If you’re new to Mystery Dancer, welcome! The best place to start is at the beginning and go from there.
Since I wrote the last post, I have corresponded by e-mail with a reference librarian at the Academy of Motion Picture Arts and Sciences (the “Academy Awards” organization). I was disappointed to learn that she found in her sources neither a movie called “Maui” filmed in the late 1920s or early 1930s, nor a mention of Ursula.
Of course, I have searched the IMDB.com movie database for Ursula (and Claire, her middle name) Cheshire, and come up blank. This makes sense, even if Ursula was “in the movies.” The librarian told me:
“Many performers were not credited in early films. Those without speaking roles, and musicians in particular, are often uncredited as well. This was common for a rather long time. Some researchers have been able to properly credit performers when they were not credited by the studios. If she was not an actress, as well, it might be rather difficult to find any mention of her…”
Trying a different research tack today, I type Ursula’s Hollywood address, 1967 N. Bronson Ave., into Google search. (I had previously found out where she lived from the California Voter Registration lists of 1926 and 1930 ). Among a bunch of irrelevant real estate results, I get a hit for a book published in 2015 entitled, “The Movieland Directory: Nearly 30,000 Addresses of Celebrity Homes, Film Locations and Historical Sites in the Los Angeles Area, 1900-Present.” Apparently, Ursula’s address is listed in this publication.
Hmm, this is intriguing.
I click on the link and start reading the directory entry for that address. The first word that jumps out at me is “Wanda,” and I feel a little disappointed; this first name means nothing to me. But then I see her last name: “Cheshire.” Wait a second! Could this be Ursula? The timing is right—the entry indicates that the author confirmed the address using the 1930 U.S. Census and notes Wanda’s occupation as “singer.”
My excitement returns. I know of no Wandas in the Cheshire family; is it possible Ursula picked that as a stage name? Or is this a random person with the same last name and same occupation living at the same address at the same time as Ursula? That seems unlikely; a mistaken identity would be more plausible.
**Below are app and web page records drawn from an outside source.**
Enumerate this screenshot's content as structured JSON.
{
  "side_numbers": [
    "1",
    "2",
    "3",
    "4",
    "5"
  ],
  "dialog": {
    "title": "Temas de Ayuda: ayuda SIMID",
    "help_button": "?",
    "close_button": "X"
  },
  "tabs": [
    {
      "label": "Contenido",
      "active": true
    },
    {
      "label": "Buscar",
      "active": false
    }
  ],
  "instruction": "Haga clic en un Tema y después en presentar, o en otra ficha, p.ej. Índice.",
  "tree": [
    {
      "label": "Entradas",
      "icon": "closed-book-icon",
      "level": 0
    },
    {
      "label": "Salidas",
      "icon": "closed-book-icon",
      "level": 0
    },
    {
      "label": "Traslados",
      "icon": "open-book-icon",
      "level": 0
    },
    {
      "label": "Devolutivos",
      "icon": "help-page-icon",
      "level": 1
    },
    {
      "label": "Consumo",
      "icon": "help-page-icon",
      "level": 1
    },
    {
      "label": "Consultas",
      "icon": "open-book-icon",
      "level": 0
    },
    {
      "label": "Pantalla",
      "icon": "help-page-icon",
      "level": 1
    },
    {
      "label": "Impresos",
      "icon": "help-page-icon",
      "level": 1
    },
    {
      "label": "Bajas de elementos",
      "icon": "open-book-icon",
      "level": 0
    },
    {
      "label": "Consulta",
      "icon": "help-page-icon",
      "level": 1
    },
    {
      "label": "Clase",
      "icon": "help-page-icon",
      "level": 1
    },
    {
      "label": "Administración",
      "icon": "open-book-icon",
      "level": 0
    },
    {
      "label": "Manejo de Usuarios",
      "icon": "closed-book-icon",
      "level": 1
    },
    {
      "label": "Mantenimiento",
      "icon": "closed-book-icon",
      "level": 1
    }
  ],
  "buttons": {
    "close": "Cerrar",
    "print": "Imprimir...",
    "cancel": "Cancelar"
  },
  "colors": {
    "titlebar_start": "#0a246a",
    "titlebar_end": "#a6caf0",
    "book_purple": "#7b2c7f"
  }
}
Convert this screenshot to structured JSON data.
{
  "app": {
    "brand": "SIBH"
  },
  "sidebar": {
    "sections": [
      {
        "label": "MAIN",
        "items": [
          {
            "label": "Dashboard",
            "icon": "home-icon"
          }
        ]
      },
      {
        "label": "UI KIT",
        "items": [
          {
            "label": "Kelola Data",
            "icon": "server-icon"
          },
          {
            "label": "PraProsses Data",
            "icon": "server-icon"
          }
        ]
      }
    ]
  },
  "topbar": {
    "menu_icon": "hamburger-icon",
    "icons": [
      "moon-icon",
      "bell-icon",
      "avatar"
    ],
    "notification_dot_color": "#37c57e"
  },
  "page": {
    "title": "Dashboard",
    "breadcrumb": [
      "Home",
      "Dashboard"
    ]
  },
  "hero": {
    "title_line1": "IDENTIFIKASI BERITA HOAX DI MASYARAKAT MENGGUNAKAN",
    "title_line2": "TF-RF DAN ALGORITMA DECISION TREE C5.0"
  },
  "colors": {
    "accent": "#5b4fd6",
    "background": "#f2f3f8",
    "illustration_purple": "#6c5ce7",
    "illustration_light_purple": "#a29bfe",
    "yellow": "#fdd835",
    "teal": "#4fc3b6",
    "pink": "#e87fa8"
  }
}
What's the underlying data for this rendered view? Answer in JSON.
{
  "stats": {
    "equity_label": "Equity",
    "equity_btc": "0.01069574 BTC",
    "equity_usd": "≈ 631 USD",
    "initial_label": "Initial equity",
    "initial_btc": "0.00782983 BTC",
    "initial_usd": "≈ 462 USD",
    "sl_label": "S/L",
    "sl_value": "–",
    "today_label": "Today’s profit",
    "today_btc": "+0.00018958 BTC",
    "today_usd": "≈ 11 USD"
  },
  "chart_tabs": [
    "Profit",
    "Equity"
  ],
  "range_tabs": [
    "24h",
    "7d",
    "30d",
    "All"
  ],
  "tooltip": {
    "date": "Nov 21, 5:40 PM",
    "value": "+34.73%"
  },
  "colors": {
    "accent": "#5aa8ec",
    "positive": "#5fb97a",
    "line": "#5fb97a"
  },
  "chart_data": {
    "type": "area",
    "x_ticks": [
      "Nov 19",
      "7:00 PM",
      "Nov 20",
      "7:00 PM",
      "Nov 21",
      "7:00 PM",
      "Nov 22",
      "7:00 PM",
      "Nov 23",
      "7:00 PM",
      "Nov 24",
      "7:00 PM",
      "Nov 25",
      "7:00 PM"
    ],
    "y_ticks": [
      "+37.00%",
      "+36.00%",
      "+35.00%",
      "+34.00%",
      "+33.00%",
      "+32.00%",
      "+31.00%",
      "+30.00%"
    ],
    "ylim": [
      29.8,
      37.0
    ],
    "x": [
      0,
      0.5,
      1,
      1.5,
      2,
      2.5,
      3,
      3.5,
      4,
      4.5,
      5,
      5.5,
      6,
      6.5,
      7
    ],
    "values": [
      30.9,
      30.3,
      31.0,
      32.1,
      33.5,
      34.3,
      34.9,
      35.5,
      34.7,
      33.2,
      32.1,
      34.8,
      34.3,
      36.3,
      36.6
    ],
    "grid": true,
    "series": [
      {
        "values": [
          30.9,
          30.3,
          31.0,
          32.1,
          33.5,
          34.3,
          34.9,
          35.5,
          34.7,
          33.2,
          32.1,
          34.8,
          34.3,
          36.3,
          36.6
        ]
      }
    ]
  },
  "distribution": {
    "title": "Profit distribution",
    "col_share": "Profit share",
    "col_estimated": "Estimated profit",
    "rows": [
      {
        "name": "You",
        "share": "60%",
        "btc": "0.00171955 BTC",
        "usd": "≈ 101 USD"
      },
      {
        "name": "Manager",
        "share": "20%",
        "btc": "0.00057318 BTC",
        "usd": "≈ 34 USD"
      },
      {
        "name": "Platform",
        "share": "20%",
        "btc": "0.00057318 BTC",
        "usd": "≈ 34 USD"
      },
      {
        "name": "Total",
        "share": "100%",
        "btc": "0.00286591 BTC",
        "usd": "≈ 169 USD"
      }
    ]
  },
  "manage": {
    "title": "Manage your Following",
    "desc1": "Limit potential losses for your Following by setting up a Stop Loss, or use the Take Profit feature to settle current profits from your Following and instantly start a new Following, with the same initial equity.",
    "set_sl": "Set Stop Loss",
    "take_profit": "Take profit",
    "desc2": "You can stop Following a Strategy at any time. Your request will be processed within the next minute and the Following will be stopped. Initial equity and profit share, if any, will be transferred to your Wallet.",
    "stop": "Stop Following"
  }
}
I have to see the source of this information—the 1930 Census listing—for myself. I go to Ancestry.com, input the Bronson Avenue address and “Cheshire” and click “Search.” Appearing in a typed sans-serif font, the first result from their database says not “Wanda,” but rather “Evranla” Cheshire. OK, that’s an odd name—but this person’s parent is listed as “Clara,” Ursula’s mother’s name, and the birth year is around the right time.
I click on the “View Image” icon so I can see the original census form. There it is. On April 14, 1930, a Los Angeles census taker wrote in pen on Sheet no. 16A, line 5 a name that Ancestry interpreted as “Evranla” and the “Movieland Directory” author as “Wanda.” The cursive scribble does seem a bit difficult to decipher if you don’t know what you’re looking for, and I can see how someone might give it their best shot and land on those other names. But I am looking for the letters U-R-S-U-L-A, and see them clearly: “Ursula” (or, at worst, “Ersula”). Above that entry, line 4 lists her mother, Clara, and all the correct corresponding information, confirming this is our gal.
With my index finger, I trace across the long line of Ursula’s demographic information to the Occupation and Industry categories, where the census taker has written, respectively, “Singer” and “Motion Pictures.” Aha! Another piece of evidence that Ursula was “in the movies.” (Whether she actually appeared in any released films may have to remain a mystery.)
It’s curious that the “Movieland” author included her in his directory about “celebrities.” In addition to the information it gleaned from the original census form, the book notes that Ursula (“Wanda”) worked on “silent and sound films,” and was a “studio employee.” Did the author gather this further information from another source, or did he extrapolate it from the census answer “Motion Pictures”? I’m going to try to track him down and find out! I’ll let you know what (if anything) transpires.